You probably saw him around the Hill, pedaling a bicycle with an enormous black box on the front, a box from which he would remove all manner of equipment that allowed him to fix whatever had gone wrong in Capitol Hill row house. Or maybe you even were one of the lucky ones whose house was taken care by him over the years. His name was Jim Zinn, and he died suddenly on October 14.
Before Jim became the Hill’s favorite handyman, he devoted his life to service. Born on June 13, 1964 in Sacramento, he grew up in Green Bay, Wisconsin and Davis, California, where he graduated from the University of California. Post graduation, he joined the Peace Corps, who sent him to The Gambia where he worked on forestry and chimpanzee projects. Back in the US, he joined the District government to help them help the unhoused and others who threatened to fall through the cracks in the system.
When this became too stressful, Jim looked for other ways of helping, and his skill in keeping his own home in order became a career. But not a career that would keep him from what was really important: time with his family, riding his bike, or attending Nats games. Jim even managed to convince his wife Francesca and daughter Sophia to spend a year sailing around the Caribbean. Together with their dog Calvi, they spent the time hopping from one island to the next.
He also arranged his schedule so that he could spend an hour in the morning at Peregrine Coffee on 7th Street, discussing the news of the day with a rotating cast of about a dozen whose schedules allowed for such a break.

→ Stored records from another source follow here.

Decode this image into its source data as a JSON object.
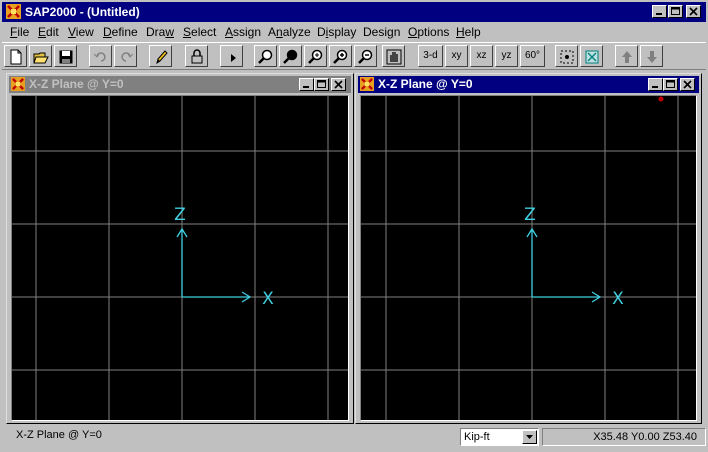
{
  "app": {
    "title": "SAP2000 - (Untitled)"
  },
  "menu": [
    {
      "accel": "F",
      "rest": "ile"
    },
    {
      "accel": "E",
      "rest": "dit"
    },
    {
      "accel": "V",
      "rest": "iew"
    },
    {
      "accel": "D",
      "rest": "efine"
    },
    {
      "pre": "Dra",
      "accel": "w",
      "rest": ""
    },
    {
      "accel": "S",
      "rest": "elect"
    },
    {
      "accel": "A",
      "rest": "ssign"
    },
    {
      "pre": "A",
      "accel": "n",
      "rest": "alyze"
    },
    {
      "pre": "D",
      "accel": "i",
      "rest": "splay"
    },
    {
      "pre": "Desi",
      "accel": "g",
      "rest": "n"
    },
    {
      "accel": "O",
      "rest": "ptions"
    },
    {
      "accel": "H",
      "rest": "elp"
    }
  ],
  "toolbar": {
    "view_3d": "3-d",
    "view_xy": "xy",
    "view_xz": "xz",
    "view_yz": "yz",
    "perspective": "60°"
  },
  "windows": {
    "left": {
      "title": "X-Z Plane @ Y=0",
      "active": false
    },
    "right": {
      "title": "X-Z Plane @ Y=0",
      "active": true
    }
  },
  "axes": {
    "vertical_label": "Z",
    "horizontal_label": "X"
  },
  "status": {
    "view_text": "X-Z Plane @ Y=0",
    "units": "Kip-ft",
    "coordinates": "X35.48  Y0.00  Z53.40"
  },
  "colors": {
    "titlebar_active": "#000080",
    "titlebar_inactive": "#808080",
    "canvas_bg": "#000000",
    "grid_line": "#808080",
    "axis_cyan": "#40d0e0",
    "marker_red": "#c00000"
  }
}
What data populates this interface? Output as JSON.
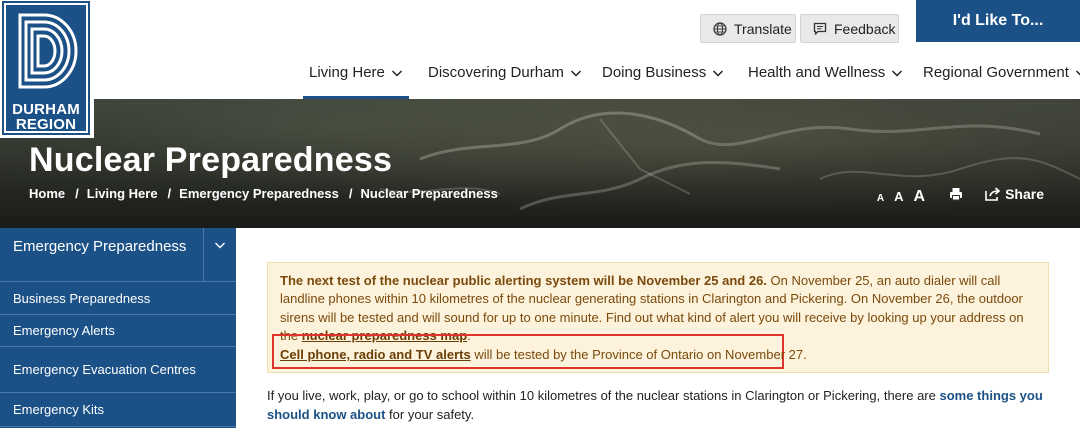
{
  "brand": {
    "logo_line1": "DURHAM",
    "logo_line2": "REGION",
    "primary_color": "#1b5186"
  },
  "utility": {
    "translate_label": "Translate",
    "feedback_label": "Feedback",
    "like_to_label": "I'd Like To..."
  },
  "nav": {
    "items": [
      {
        "label": "Living Here",
        "active": true
      },
      {
        "label": "Discovering Durham"
      },
      {
        "label": "Doing Business"
      },
      {
        "label": "Health and Wellness"
      },
      {
        "label": "Regional Government"
      }
    ]
  },
  "banner": {
    "title": "Nuclear Preparedness",
    "breadcrumb": [
      "Home",
      "Living Here",
      "Emergency Preparedness",
      "Nuclear Preparedness"
    ],
    "breadcrumb_sep": "/",
    "font_small": "A",
    "font_medium": "A",
    "font_large": "A",
    "share_label": "Share"
  },
  "sidebar": {
    "heading": "Emergency Preparedness",
    "items": [
      {
        "label": "Business Preparedness"
      },
      {
        "label": "Emergency Alerts"
      },
      {
        "label": "Emergency Evacuation Centres"
      },
      {
        "label": "Emergency Kits"
      }
    ]
  },
  "alert": {
    "bold_intro": "The next test of the nuclear public alerting system will be November 25 and 26.",
    "body": " On November 25, an auto dialer will call landline phones within 10 kilometres of the nuclear generating stations in Clarington and Pickering. On November 26, the outdoor sirens will be tested and will sound for up to one minute. Find out what kind of alert you will receive by looking up your address on the ",
    "map_link": "nuclear preparedness map",
    "period": ".",
    "p2_link": "Cell phone, radio and TV alerts",
    "p2_text": " will be tested by the Province of Ontario on November 27."
  },
  "main": {
    "intro_text": "If you live, work, play, or go to school within 10 kilometres of the nuclear stations in Clarington or Pickering, there are ",
    "intro_link": "some things you should know about",
    "intro_end": " for your safety."
  }
}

The others knew that when Jim pulled out his little notebook and stumpy pencil that they had 15 minutes to wrap up the discussion before Jim, daily schedule in hand, mounted his bicycle to continue his one-man fight against old house entropy.